When you copy information from a record, you should also list where you found the information. This will help you or others to find the record again. It is also good to keep track of records where you did not find information, including the names of the people you looked for in the records.
A suggested format for keeping track of records that you have searched is found in the wiki article Help:How to Cite FamilySearch Collections.
Citation Example for a Record Found in This Collection
|This citation example isn't from this collection. You can help by replacing this example with a citation for a record found in this collection.|
“Argentina, Buenos Aires, Catholic Church Records, 1635-1981,” images, FamilySearch (https://familysearch.org/: accessed 28 February, 2012), La Plata > San Ponciano > Matrimonios 1884-1886 > image 71 of 389 images, Artemio Avendano and Clementina Peralta, 1884; citing Parroquia de San Ponciano en la Plata, Buenos Aires, Matrimonios, San Ponciano, La Plata.
Citation for This Collection
The following citation refers to the original source of the information published in FamilySearch.org Historical Record collections. Sources include the author, custodian, publisher and archive for the original records.
- City Clerk.
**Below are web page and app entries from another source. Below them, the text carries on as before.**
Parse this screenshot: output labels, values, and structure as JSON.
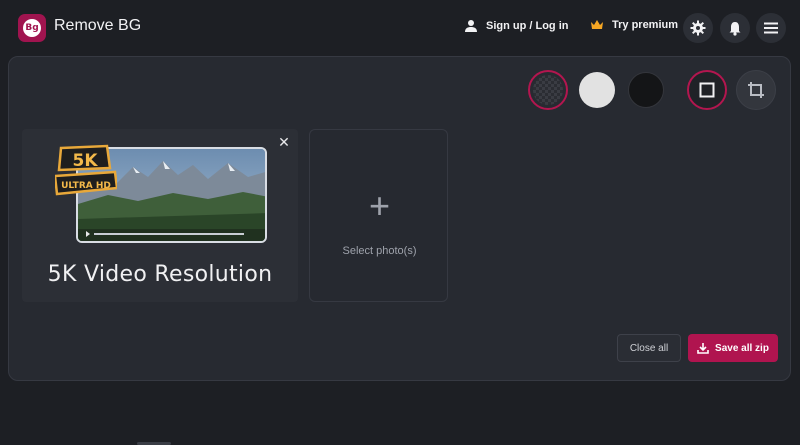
{
  "app": {
    "title": "Remove BG",
    "logo_text": "Bg",
    "accent": "#b0144f"
  },
  "header": {
    "signup_label": "Sign up / Log in",
    "premium_label": "Try premium",
    "icons": [
      "user-icon",
      "crown-icon",
      "gear-icon",
      "bell-icon",
      "menu-icon"
    ]
  },
  "background_options": [
    "transparent",
    "white",
    "black"
  ],
  "selected_background": "transparent",
  "tools": [
    "resize-icon",
    "crop-icon"
  ],
  "uploaded": {
    "badge_top": "5K",
    "badge_bottom": "ULTRA HD",
    "caption": "5K Video Resolution"
  },
  "add_card": {
    "label": "Select photo(s)"
  },
  "actions": {
    "close_all": "Close all",
    "save_all": "Save all zip"
  }
}
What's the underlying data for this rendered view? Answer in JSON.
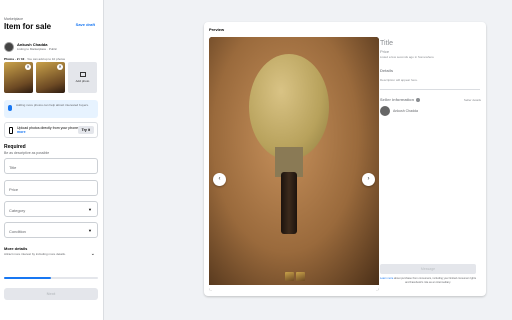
{
  "sidebar": {
    "breadcrumb": "Marketplace",
    "title": "Item for sale",
    "save_draft": "Save draft",
    "user": {
      "name": "Ankush Chadda",
      "listing_info": "Listing to Marketplace · Public"
    },
    "photos_label": "Photos · 2 / 10",
    "photos_hint": " · You can add up to 10 photos",
    "add_photo": "Add photo",
    "tip": "Adding more photos can help attract interested buyers.",
    "upload": {
      "text": "Upload photos directly from your phone.",
      "link": "Learn more",
      "button": "Try it"
    },
    "required": "Required",
    "required_sub": "Be as descriptive as possible",
    "fields": {
      "title": "Title",
      "price": "Price",
      "category": "Category",
      "condition": "Condition"
    },
    "more_details": "More details",
    "more_details_sub": "Attract more interest by including more details.",
    "progress": 0.5,
    "next": "Next"
  },
  "preview": {
    "label": "Preview",
    "title": "Title",
    "price": "Price",
    "listed": "Listed a few seconds ago in Somewhere",
    "details": "Details",
    "description": "Description will appear here.",
    "seller_info": "Seller information",
    "seller_details": "Seller details",
    "seller_name": "Ankush Chadda",
    "message": "Message",
    "disclaimer_link": "Learn more",
    "disclaimer": " about purchase from consumers, including your limited consumer rights and Facebook's role as an intermediary."
  }
}
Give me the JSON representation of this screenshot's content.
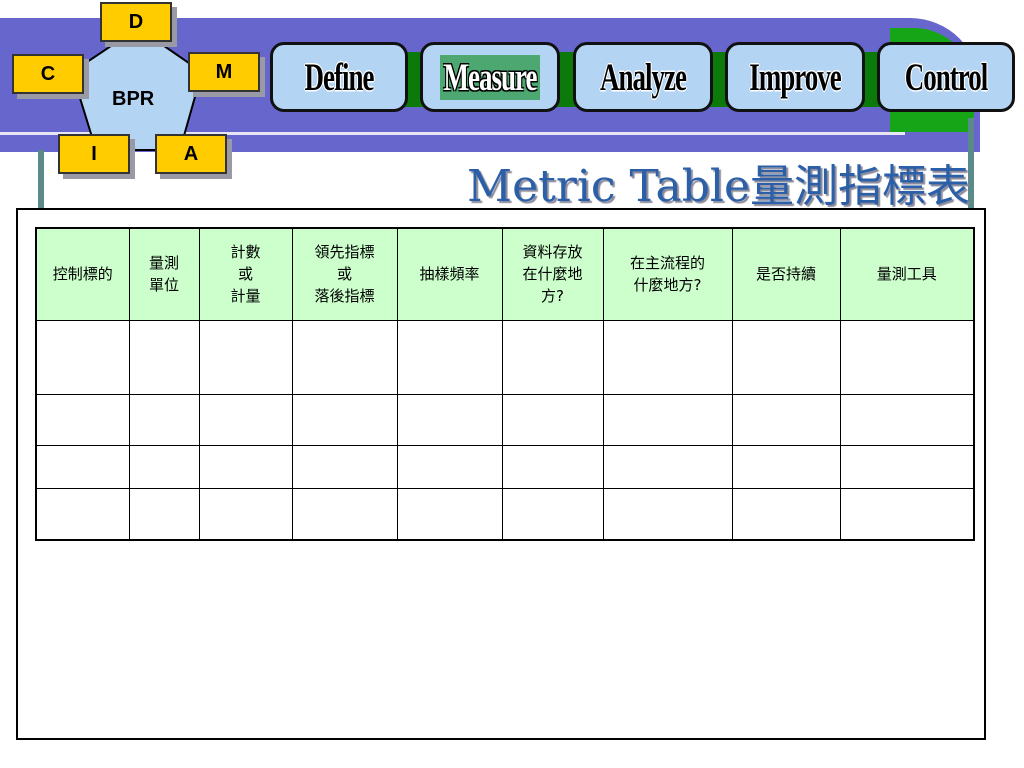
{
  "bpr": {
    "center_label": "BPR",
    "nodes": [
      "D",
      "M",
      "A",
      "I",
      "C"
    ]
  },
  "phases": [
    {
      "label": "Define",
      "active": false
    },
    {
      "label": "Measure",
      "active": true
    },
    {
      "label": "Analyze",
      "active": false
    },
    {
      "label": "Improve",
      "active": false
    },
    {
      "label": "Control",
      "active": false
    }
  ],
  "title": "Metric Table量測指標表",
  "table": {
    "headers": [
      "控制標的",
      "量測\n單位",
      "計數\n或\n計量",
      "領先指標\n或\n落後指標",
      "抽樣頻率",
      "資料存放\n在什麼地\n方?",
      "在主流程的\n什麼地方?",
      "是否持續",
      "量測工具"
    ],
    "rows": [
      [
        "",
        "",
        "",
        "",
        "",
        "",
        "",
        "",
        ""
      ],
      [
        "",
        "",
        "",
        "",
        "",
        "",
        "",
        "",
        ""
      ],
      [
        "",
        "",
        "",
        "",
        "",
        "",
        "",
        "",
        ""
      ],
      [
        "",
        "",
        "",
        "",
        "",
        "",
        "",
        "",
        ""
      ]
    ]
  },
  "colors": {
    "band": "#6666cc",
    "accent_green": "#16a516",
    "phase_fill": "#b4d4f4",
    "bpr_box": "#ffcc00",
    "header_fill": "#ccffcc",
    "title_color": "#2b5fa8"
  }
}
Massachusetts, Boston Tax Records. City Clerk, Boston, Massachusetts.